“People are still coming to grips with what the best direction of the committee should be,” said one Democratic source connected to the DNC, arguing that Clinton’s lead in the popular vote signals the “hearts and minds” of the country are with Democrats. “We have a lot of work to do in terms of winning races, especially in the House.”
While Democrats did not take over the Senate as they had hoped, they found a silver lining in the pickup of two seats: One in Illinois with Tammy Duckworth, a congresswoman and Iraq War veteran, and another in New Hampshire with Maggie Hassan, the soon-to-be-former governor. Democrats lauded Catherine Cortez Masto, who will take Harry Reid’s Nevada seat and become first Latina elected to the Senate.
“Our party demands fresh leadership,” said a Democratic campaign strategist.
One of the leading voices helping to shape the party doesn't officially belong to it. Sanders, an independent who caucuses with the Democrats, is harnessing the movement he fomented for the cause of reforming the Democratic Party, and has said he will release a series of proposals in the coming days. In an op-ed in the New York Times, Sanders said the party should break from its corporate establishment ties.
“Donald J. Trump won the White House because his campaign rhetoric successfully tapped into a very real and justified anger, an anger that many traditional Democrats feel,” he wrote. “It is no shock to me that millions of people who voted for Mr. Trump did so because they are sick and tired of the economic, political and media status quo.”
Warren has taken a similar approach, telling the AFL-CIO in a speech last week that while she will fight Trump on some items, she is willing to work with him on securing economic opportunities for the middle class.
“If we have learned nothing else from the past two years of electioneering, we should hear the message loud and clear that the American people want Washington to change,” she said. “It was clear in the Democratic primaries. It was clear in the Republican primaries. It was clear in the campaign and it was clear on Election Day. The final results may have divided us -- but the entire electorate embraced deep, fundamental reform of our economic system and our political system.”
Michigan Democratic Rep. Debbie Dingell wrote an op-ed in the Washington Post, saying she warned the Clinton campaign that the Democratic nominee was in trouble in her state. “Clinton and her team didn’t show up until the weekend before the primary, when it suddenly became clear they had a problem,” Dingell wrote. “Sanders was in my district 10 times during the primary. How would any sane person not predict how this one would go? It was fixable for the general election.”

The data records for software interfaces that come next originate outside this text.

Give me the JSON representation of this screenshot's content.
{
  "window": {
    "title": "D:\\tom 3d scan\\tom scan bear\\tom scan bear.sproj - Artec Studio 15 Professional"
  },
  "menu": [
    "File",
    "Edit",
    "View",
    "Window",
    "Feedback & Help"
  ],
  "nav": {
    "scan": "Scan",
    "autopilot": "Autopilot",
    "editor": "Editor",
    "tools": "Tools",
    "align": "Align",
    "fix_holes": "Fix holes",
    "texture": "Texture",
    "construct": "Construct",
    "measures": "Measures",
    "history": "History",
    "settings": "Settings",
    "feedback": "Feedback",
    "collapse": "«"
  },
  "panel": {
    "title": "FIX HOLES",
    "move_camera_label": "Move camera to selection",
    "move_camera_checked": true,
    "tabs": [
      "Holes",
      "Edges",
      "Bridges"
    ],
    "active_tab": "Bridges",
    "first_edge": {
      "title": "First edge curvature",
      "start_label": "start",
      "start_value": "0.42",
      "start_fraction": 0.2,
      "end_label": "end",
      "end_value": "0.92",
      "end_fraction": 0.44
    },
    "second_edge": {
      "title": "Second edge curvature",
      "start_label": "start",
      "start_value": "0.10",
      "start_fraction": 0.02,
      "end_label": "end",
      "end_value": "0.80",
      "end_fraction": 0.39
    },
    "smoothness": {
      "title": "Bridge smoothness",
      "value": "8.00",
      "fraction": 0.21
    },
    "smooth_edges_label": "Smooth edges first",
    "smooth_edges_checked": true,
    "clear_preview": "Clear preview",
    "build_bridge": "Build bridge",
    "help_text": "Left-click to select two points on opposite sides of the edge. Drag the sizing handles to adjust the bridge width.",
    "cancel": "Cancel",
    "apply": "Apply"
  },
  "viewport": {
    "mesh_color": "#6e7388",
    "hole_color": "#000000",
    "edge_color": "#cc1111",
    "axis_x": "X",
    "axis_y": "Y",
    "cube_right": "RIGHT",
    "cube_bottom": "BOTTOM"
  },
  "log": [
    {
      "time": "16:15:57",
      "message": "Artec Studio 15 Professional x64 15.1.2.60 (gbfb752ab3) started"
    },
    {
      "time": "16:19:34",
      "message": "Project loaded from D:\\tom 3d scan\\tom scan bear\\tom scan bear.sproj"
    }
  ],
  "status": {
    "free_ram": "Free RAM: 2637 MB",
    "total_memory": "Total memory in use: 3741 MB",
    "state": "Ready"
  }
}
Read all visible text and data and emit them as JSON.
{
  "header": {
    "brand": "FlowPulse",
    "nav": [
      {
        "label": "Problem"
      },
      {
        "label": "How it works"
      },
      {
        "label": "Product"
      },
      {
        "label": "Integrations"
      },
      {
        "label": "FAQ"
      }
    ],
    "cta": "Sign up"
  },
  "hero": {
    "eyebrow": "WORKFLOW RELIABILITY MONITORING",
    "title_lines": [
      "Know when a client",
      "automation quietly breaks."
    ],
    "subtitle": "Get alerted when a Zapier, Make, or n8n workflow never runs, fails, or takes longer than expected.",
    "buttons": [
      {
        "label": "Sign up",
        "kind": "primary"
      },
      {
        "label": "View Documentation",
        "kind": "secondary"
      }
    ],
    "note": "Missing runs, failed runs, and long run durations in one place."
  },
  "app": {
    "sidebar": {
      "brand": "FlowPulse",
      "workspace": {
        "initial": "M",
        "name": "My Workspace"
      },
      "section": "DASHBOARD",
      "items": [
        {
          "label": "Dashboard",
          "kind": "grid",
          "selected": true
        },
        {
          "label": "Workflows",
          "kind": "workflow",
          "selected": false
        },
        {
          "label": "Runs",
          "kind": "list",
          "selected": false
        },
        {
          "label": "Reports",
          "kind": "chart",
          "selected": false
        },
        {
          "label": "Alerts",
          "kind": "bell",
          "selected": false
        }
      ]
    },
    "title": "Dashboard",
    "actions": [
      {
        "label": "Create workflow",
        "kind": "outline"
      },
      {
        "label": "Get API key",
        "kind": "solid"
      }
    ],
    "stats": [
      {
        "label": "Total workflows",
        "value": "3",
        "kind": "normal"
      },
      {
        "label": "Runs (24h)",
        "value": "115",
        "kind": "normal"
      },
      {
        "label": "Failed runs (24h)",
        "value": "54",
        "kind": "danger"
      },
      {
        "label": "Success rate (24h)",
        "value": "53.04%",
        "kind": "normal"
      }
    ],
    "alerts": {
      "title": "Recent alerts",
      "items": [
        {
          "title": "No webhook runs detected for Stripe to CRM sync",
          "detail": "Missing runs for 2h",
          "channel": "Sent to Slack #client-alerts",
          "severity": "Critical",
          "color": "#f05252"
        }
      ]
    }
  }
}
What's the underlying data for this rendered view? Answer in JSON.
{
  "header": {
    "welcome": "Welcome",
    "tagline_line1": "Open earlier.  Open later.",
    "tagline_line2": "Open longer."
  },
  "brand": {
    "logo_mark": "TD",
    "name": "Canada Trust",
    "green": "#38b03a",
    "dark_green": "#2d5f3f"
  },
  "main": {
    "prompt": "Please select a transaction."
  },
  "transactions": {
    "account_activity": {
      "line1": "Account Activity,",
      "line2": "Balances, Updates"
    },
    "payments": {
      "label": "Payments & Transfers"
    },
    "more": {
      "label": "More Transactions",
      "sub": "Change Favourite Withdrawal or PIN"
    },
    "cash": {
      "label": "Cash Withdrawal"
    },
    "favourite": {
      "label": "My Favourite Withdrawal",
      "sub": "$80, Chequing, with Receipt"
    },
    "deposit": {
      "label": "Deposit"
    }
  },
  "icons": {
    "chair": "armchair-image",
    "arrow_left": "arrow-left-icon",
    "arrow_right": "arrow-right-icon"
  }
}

Ellison cautioned early on against dismissing Trump’s appeal and the prospect of his presidency. “Anybody from the Democratic side of the fence ... who is terrified of the possibility of President Trump, better vote, better be active, better get involved, because this man has got some momentum," he told ABC last year. "We had Jesse Ventura win the governorship. Nobody thought he was going to win. I’m telling you, stranger things have happened.”
But Dean believes he can steer the party more successfully than Ellison because he does not currently hold office. “I like Keith Ellison a lot. He’s a very good guy. There’s one problem: You cannot do this job and sit in a political office at the same time,” he told MSNBC. “It does not work. This is more than a full-time job.”
Dean said he would focus on cultivating and motivating young voters. Some in the party see Dean as part of the past and seek fresh faces to revive an aging party. Yet Nancy Pelosi is running again for House minority leader and has cleared the field.